_WHAT THE EXERCISE ASKS_: Each line of the data below must be reproduced without any change.

_MATERIALS PROVIDED_:
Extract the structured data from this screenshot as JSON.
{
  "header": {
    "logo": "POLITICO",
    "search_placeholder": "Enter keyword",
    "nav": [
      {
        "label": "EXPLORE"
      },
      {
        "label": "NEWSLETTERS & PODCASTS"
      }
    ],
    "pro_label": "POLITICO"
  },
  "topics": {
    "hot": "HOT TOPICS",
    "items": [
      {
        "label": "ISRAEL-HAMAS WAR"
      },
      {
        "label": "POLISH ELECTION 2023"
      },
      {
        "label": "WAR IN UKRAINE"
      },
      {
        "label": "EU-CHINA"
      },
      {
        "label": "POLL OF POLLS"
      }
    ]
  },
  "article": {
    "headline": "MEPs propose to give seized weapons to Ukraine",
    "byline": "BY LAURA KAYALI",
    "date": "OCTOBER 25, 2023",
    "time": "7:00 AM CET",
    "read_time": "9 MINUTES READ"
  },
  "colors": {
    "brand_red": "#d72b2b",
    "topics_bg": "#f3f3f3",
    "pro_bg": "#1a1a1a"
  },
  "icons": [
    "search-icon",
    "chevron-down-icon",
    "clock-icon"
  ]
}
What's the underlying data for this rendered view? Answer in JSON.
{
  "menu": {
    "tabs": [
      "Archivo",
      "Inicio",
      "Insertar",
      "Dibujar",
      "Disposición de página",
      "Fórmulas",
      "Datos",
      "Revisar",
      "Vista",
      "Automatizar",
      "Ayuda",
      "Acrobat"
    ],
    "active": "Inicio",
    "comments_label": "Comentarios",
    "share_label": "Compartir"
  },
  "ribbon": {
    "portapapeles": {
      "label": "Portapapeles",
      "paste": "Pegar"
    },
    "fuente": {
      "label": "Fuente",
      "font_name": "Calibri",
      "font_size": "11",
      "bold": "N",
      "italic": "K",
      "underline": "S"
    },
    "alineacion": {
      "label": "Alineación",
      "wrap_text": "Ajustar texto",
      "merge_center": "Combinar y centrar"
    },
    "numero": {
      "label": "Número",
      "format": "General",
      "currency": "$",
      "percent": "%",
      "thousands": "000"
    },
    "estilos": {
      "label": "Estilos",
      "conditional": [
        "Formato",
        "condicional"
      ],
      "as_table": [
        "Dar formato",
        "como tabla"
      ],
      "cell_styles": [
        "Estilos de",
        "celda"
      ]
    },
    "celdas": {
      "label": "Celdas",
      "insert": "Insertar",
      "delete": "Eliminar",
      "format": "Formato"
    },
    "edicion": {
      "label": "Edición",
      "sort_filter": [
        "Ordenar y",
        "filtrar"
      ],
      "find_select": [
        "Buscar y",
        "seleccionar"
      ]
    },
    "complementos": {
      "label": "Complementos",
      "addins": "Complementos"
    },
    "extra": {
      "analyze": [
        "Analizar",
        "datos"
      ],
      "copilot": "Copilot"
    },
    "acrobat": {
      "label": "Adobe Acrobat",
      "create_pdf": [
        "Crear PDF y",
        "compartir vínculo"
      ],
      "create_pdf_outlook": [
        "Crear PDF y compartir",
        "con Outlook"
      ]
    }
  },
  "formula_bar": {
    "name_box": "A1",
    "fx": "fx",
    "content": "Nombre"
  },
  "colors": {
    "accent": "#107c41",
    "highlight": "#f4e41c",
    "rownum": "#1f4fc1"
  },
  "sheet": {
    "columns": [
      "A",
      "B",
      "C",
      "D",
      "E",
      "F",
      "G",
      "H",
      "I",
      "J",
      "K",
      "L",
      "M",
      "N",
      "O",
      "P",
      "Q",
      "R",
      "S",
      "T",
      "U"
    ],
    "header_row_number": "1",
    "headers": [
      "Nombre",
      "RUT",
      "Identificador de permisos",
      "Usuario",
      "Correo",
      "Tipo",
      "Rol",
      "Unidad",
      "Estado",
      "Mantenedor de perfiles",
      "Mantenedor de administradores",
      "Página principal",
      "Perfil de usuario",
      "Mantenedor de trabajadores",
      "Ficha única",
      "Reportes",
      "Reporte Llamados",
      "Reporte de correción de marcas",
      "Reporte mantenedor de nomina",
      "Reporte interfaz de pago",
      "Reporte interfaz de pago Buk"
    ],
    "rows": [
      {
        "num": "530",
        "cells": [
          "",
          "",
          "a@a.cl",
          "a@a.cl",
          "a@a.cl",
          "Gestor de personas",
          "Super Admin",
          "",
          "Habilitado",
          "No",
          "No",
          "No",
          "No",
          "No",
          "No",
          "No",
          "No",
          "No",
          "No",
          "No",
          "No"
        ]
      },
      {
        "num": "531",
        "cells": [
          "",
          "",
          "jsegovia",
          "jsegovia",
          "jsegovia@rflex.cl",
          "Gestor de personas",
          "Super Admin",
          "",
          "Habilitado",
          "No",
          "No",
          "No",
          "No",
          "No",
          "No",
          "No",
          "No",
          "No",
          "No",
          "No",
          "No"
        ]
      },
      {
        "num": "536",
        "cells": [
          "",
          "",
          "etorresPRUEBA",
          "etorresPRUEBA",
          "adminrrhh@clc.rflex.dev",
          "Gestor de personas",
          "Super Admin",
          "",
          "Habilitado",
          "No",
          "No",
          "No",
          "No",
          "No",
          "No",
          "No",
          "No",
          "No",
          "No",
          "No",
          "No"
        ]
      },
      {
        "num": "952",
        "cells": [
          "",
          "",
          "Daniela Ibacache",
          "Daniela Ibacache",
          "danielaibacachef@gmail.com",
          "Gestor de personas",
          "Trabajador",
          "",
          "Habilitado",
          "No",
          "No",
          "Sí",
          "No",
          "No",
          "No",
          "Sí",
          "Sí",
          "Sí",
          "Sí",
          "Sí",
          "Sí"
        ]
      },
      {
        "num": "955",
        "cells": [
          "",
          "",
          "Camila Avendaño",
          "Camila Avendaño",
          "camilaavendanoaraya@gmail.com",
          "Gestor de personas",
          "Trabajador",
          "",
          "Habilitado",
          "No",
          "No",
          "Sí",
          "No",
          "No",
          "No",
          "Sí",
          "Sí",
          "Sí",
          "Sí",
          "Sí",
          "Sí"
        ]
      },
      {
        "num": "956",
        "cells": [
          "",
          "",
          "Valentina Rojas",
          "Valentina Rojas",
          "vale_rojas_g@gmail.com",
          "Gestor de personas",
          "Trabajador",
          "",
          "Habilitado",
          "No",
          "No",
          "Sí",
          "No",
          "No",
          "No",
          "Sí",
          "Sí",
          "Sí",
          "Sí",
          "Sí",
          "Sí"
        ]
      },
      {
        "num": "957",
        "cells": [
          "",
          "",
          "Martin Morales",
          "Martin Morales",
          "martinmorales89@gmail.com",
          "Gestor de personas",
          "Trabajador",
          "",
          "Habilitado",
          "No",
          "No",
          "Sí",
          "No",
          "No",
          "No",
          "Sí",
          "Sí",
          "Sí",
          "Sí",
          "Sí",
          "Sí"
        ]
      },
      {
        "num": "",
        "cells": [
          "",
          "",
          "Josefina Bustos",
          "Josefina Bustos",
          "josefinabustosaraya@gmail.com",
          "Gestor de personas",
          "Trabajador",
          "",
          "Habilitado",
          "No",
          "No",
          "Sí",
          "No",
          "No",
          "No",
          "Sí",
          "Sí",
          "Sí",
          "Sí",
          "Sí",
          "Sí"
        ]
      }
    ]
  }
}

_RESPONSE AREA_:
Extract the structured data from this screenshot as JSON.
{
  "header": {
    "logo": "POLITICO",
    "search_placeholder": "Enter keyword",
    "nav": [
      {
        "label": "EXPLORE"
      },
      {
        "label": "NEWSLETTERS & PODCASTS"
      }
    ],
    "pro_label": "POLITICO"
  },
  "topics": {
    "hot": "HOT TOPICS",
    "items": [
      {
        "label": "ISRAEL-HAMAS WAR"
      },
      {
        "label": "POLISH ELECTION 2023"
      },
      {
        "label": "WAR IN UKRAINE"
      },
      {
        "label": "EU-CHINA"
      },
      {
        "label": "POLL OF POLLS"
      }
    ]
  },
  "article": {
    "headline": "MEPs propose to give seized weapons to Ukraine",
    "byline": "BY LAURA KAYALI",
    "date": "OCTOBER 25, 2023",
    "time": "7:00 AM CET",
    "read_time": "9 MINUTES READ"
  },
  "colors": {
    "brand_red": "#d72b2b",
    "topics_bg": "#f3f3f3",
    "pro_bg": "#1a1a1a"
  },
  "icons": [
    "search-icon",
    "chevron-down-icon",
    "clock-icon"
  ]
}
What's the underlying data for this rendered view? Answer in JSON.
{
  "menu": {
    "tabs": [
      "Archivo",
      "Inicio",
      "Insertar",
      "Dibujar",
      "Disposición de página",
      "Fórmulas",
      "Datos",
      "Revisar",
      "Vista",
      "Automatizar",
      "Ayuda",
      "Acrobat"
    ],
    "active": "Inicio",
    "comments_label": "Comentarios",
    "share_label": "Compartir"
  },
  "ribbon": {
    "portapapeles": {
      "label": "Portapapeles",
      "paste": "Pegar"
    },
    "fuente": {
      "label": "Fuente",
      "font_name": "Calibri",
      "font_size": "11",
      "bold": "N",
      "italic": "K",
      "underline": "S"
    },
    "alineacion": {
      "label": "Alineación",
      "wrap_text": "Ajustar texto",
      "merge_center": "Combinar y centrar"
    },
    "numero": {
      "label": "Número",
      "format": "General",
      "currency": "$",
      "percent": "%",
      "thousands": "000"
    },
    "estilos": {
      "label": "Estilos",
      "conditional": [
        "Formato",
        "condicional"
      ],
      "as_table": [
        "Dar formato",
        "como tabla"
      ],
      "cell_styles": [
        "Estilos de",
        "celda"
      ]
    },
    "celdas": {
      "label": "Celdas",
      "insert": "Insertar",
      "delete": "Eliminar",
      "format": "Formato"
    },
    "edicion": {
      "label": "Edición",
      "sort_filter": [
        "Ordenar y",
        "filtrar"
      ],
      "find_select": [
        "Buscar y",
        "seleccionar"
      ]
    },
    "complementos": {
      "label": "Complementos",
      "addins": "Complementos"
    },
    "extra": {
      "analyze": [
        "Analizar",
        "datos"
      ],
      "copilot": "Copilot"
    },
    "acrobat": {
      "label": "Adobe Acrobat",
      "create_pdf": [
        "Crear PDF y",
        "compartir vínculo"
      ],
      "create_pdf_outlook": [
        "Crear PDF y compartir",
        "con Outlook"
      ]
    }
  },
  "formula_bar": {
    "name_box": "A1",
    "fx": "fx",
    "content": "Nombre"
  },
  "colors": {
    "accent": "#107c41",
    "highlight": "#f4e41c",
    "rownum": "#1f4fc1"
  },
  "sheet": {
    "columns": [
      "A",
      "B",
      "C",
      "D",
      "E",
      "F",
      "G",
      "H",
      "I",
      "J",
      "K",
      "L",
      "M",
      "N",
      "O",
      "P",
      "Q",
      "R",
      "S",
      "T",
      "U"
    ],
    "header_row_number": "1",
    "headers": [
      "Nombre",
      "RUT",
      "Identificador de permisos",
      "Usuario",
      "Correo",
      "Tipo",
      "Rol",
      "Unidad",
      "Estado",
      "Mantenedor de perfiles",
      "Mantenedor de administradores",
      "Página principal",
      "Perfil de usuario",
      "Mantenedor de trabajadores",
      "Ficha única",
      "Reportes",
      "Reporte Llamados",
      "Reporte de correción de marcas",
      "Reporte mantenedor de nomina",
      "Reporte interfaz de pago",
      "Reporte interfaz de pago Buk"
    ],
    "rows": [
      {
        "num": "530",
        "cells": [
          "",
          "",
          "a@a.cl",
          "a@a.cl",
          "a@a.cl",
          "Gestor de personas",
          "Super Admin",
          "",
          "Habilitado",
          "No",
          "No",
          "No",
          "No",
          "No",
          "No",
          "No",
          "No",
          "No",
          "No",
          "No",
          "No"
        ]
      },
      {
        "num": "531",
        "cells": [
          "",
          "",
          "jsegovia",
          "jsegovia",
          "jsegovia@rflex.cl",
          "Gestor de personas",
          "Super Admin",
          "",
          "Habilitado",
          "No",
          "No",
          "No",
          "No",
          "No",
          "No",
          "No",
          "No",
          "No",
          "No",
          "No",
          "No"
        ]
      },
      {
        "num": "536",
        "cells": [
          "",
          "",
          "etorresPRUEBA",
          "etorresPRUEBA",
          "adminrrhh@clc.rflex.dev",
          "Gestor de personas",
          "Super Admin",
          "",
          "Habilitado",
          "No",
          "No",
          "No",
          "No",
          "No",
          "No",
          "No",
          "No",
          "No",
          "No",
          "No",
          "No"
        ]
      },
      {
        "num": "952",
        "cells": [
          "",
          "",
          "Daniela Ibacache",
          "Daniela Ibacache",
          "danielaibacachef@gmail.com",
          "Gestor de personas",
          "Trabajador",
          "",
          "Habilitado",
          "No",
          "No",
          "Sí",
          "No",
          "No",
          "No",
          "Sí",
          "Sí",
          "Sí",
          "Sí",
          "Sí",
          "Sí"
        ]
      },
      {
        "num": "955",
        "cells": [
          "",
          "",
          "Camila Avendaño",
          "Camila Avendaño",
          "camilaavendanoaraya@gmail.com",
          "Gestor de personas",
          "Trabajador",
          "",
          "Habilitado",
          "No",
          "No",
          "Sí",
          "No",
          "No",
          "No",
          "Sí",
          "Sí",
          "Sí",
          "Sí",
          "Sí",
          "Sí"
        ]
      },
      {
        "num": "956",
        "cells": [
          "",
          "",
          "Valentina Rojas",
          "Valentina Rojas",
          "vale_rojas_g@gmail.com",
          "Gestor de personas",
          "Trabajador",
          "",
          "Habilitado",
          "No",
          "No",
          "Sí",
          "No",
          "No",
          "No",
          "Sí",
          "Sí",
          "Sí",
          "Sí",
          "Sí",
          "Sí"
        ]
      },
      {
        "num": "957",
        "cells": [
          "",
          "",
          "Martin Morales",
          "Martin Morales",
          "martinmorales89@gmail.com",
          "Gestor de personas",
          "Trabajador",
          "",
          "Habilitado",
          "No",
          "No",
          "Sí",
          "No",
          "No",
          "No",
          "Sí",
          "Sí",
          "Sí",
          "Sí",
          "Sí",
          "Sí"
        ]
      },
      {
        "num": "",
        "cells": [
          "",
          "",
          "Josefina Bustos",
          "Josefina Bustos",
          "josefinabustosaraya@gmail.com",
          "Gestor de personas",
          "Trabajador",
          "",
          "Habilitado",
          "No",
          "No",
          "Sí",
          "No",
          "No",
          "No",
          "Sí",
          "Sí",
          "Sí",
          "Sí",
          "Sí",
          "Sí"
        ]
      }
    ]
  }
}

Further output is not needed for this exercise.